Edwards in Iowa soon
Senator John Edwards will be in Sioux City on Thursday, May 25. Intimate
Pre-Reception Tickets are $50 each. That event begins at 5:45 p.m. Reception
tickets are $20 each in advance and $30 the day of the event. That event
begins at 6:30 p.m. Both events will be held at the Quality Inn.
Warner presence in New Hampshire
Former Governor Mark Warner's group, Forward Together, is inserting itself
in the New Hampshire Democrat Senate caucus. Warnerís group is providing
resources to hire Audra Tafoya to do research and communications. Tafoya has
been on the job for two weeks, according to Warner aides.
Prior to moving to New Hampshire, Tafoya worked in Virginia politics.

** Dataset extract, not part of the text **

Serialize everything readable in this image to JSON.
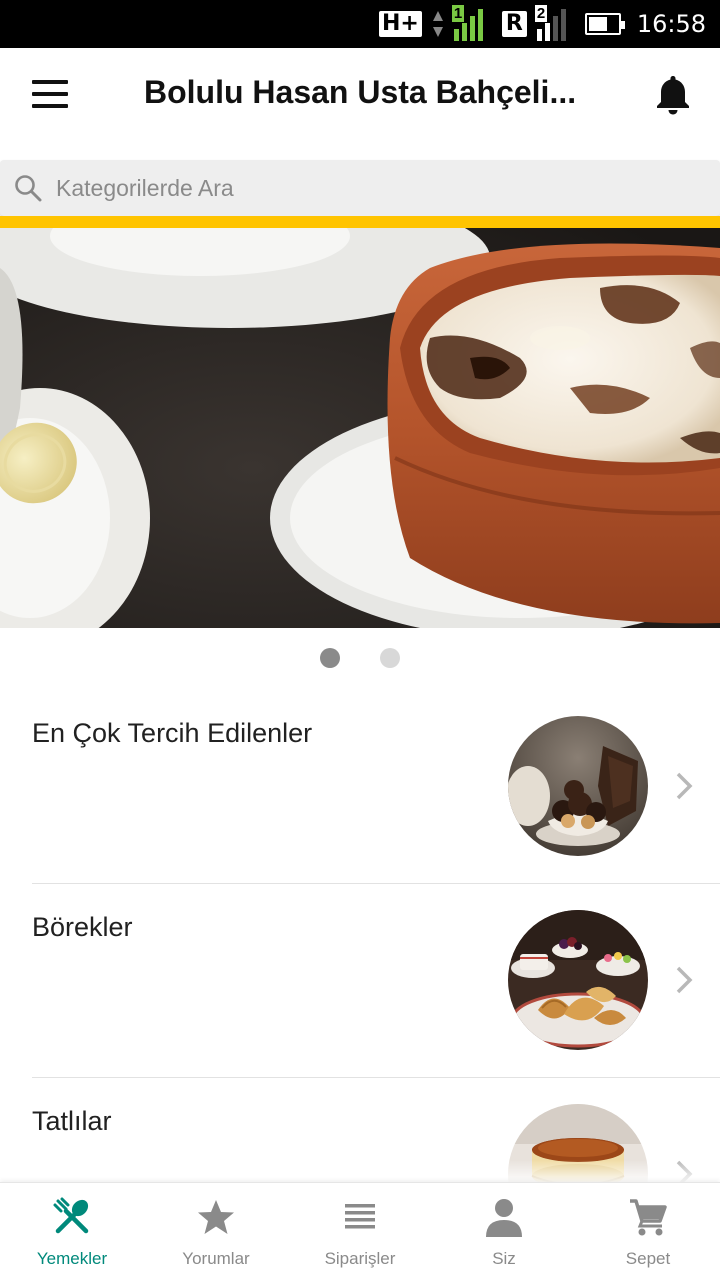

She
served as deputy campaign manager for state Del. Steve Shannon, who won a
northern Virginia open-seat race in 2003 in a district that was carried by
President Bush in 2000.
Warner joins former Sen. John Edwards, Sen. John Kerry and Sen. Evan Bayh in
funding staff to the New Hampshire Democrats.
Democrats' new bag man
The National Democrat Party announced it has a new fund-raiser to try and
repair the poor fundraising by the party. If you want money, you need
someone who knows money, and the Democrats achieve that goal in appointing
Philip D. Murphy, a former executive at the Goldman Sachs Group. Murphy
served as a co-chief of Goldman's investment management unit until 2003. He
said his goal was to raise enough money to prepare for the fall elections
and support the goal of the party chairman, Howard Dean, to build up the
party's organization in states that have strongly supported Republicans in